Vitamin K may not be as famous as vitamin D, but it also has an important role to play in the prevention of osteoporosis. Vitamin K is a fat-soluble vitamin produced in the large intestine in humans, but also obtained from plant sources. The K in vitamin K stands for koagulationsvitamin, another clue as to the importance of vitamin K for its role in helping the blood to clot. While vitamin K can be taken in supplement form, it’s easy to obtain all the vitamin K you need from food sources. Vitamin K sources are abundant in the plant kingdom, and tasty, too.
Sources of Vitamin K
There are actually two forms of vitamin K: vitamin K1 and K2. Beef liver is one of the few meat-based sources of vitamin K. Green, leafy vegetables contain abundant amounts of vitamin K1, as does cruciferous vegetables. Eating plants containing large amounts of vitamin K1 helps you meet the RDA of 90 micrograms a day for men and women over age 19.
Good plant sources of vitamin K include:
• Kale (contains the highest amount of vitamin K) • Spinach • Collard Greens • Swiss Chard • Mustard and Turnip Greens • Broccoli • Brussels Sprouts • Cabbage • Asparagus
You don’t need much to meet the daily RDA for vitamin K. A half-cup of kale contains over 500 micrograms of vitamin K, which is five times the amount most adults need. Excess vitamin K can be store in the body for future use.
One thing to note about the food sources of vitamin K: freezing may decrease the amount of vitamin K in vegetables, but heating doesn’t seem to change it that much. So buying fresh kale and steaming it with some lemon juice or olive oil sprinkled on top may be a great way to get more vitamin K, but buying frozen kale or spinach may not enhance the amount of vitamin K you’re eating by all that much.
Why Worry About Vitamin K?
What if you hate vegetables, especially those dark green, leafy vegetables? Is it really that important to eat your veggies? The University of Maryland Medical Center’s website reports that new research links vitamin K with strong bones. In addition to calcium, vitamin K’s role in bone health may prevent osteoporosis, especially in postmenopausal women. Unless your doctor advises you against eating green, leafy vegetables, eating more may help keep bones healthy and strong.
Who Shouldn’t Take Extra Vitamin K?
It sounds odd that a doctor may advise against eating more spinach or chard, but in fact, some medications can and do interact with high amounts of vitamin K. Patients taking the blood thinner wafarin, for example, are advised not to eat high amounts of these vegetables because of vitamin K’s potential to interact with the medication. Whenever you take a medication, talk to your doctor about any considerations or cautions regarding food, diet and supplements. Read the pharmacy pamphlets and papers that come with your medications and consult with your doctor if you have any questions about your health, medications, or supplements.

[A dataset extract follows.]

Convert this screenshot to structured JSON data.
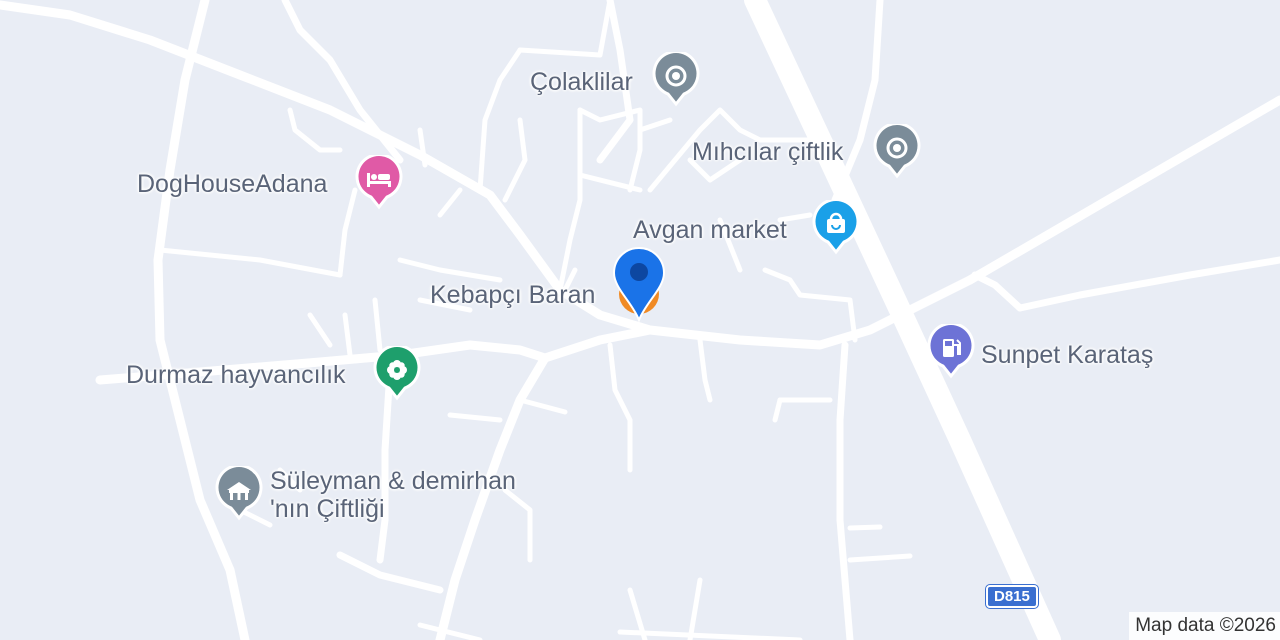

Vitamin K Deficiency
Vitamin K deficiency is rare in countries with access to green, leafy vegetables year-round. The only people at serious risk for vitamin K deficiencies are those with damaged intestines, such as patients with Crohn’s disease. Those who take high doses of antibiotics may be at temporary risk for vitamin K deficiency, since antibiotics kill the good intestinal bacteria along with the intended victims, the bad bacteria in the body.
Vitamin K plays an important role in blood clotting, bone health, and overall good health. You can get plenty of vitamin K from food sources, but always check with your doctor about changing your dietary habits, especially if you are taking any medication or have a previously diagnosed medical condition. Vitamin K may not be as sexy as its cousins vitamin C and D, but it too plays an important role in your health and well-being. So steam up that kale, dice up those collars, and enjoy a cup of K today.
PHOTO CREDIT: Joy, joyosity, Flickr Creative Commons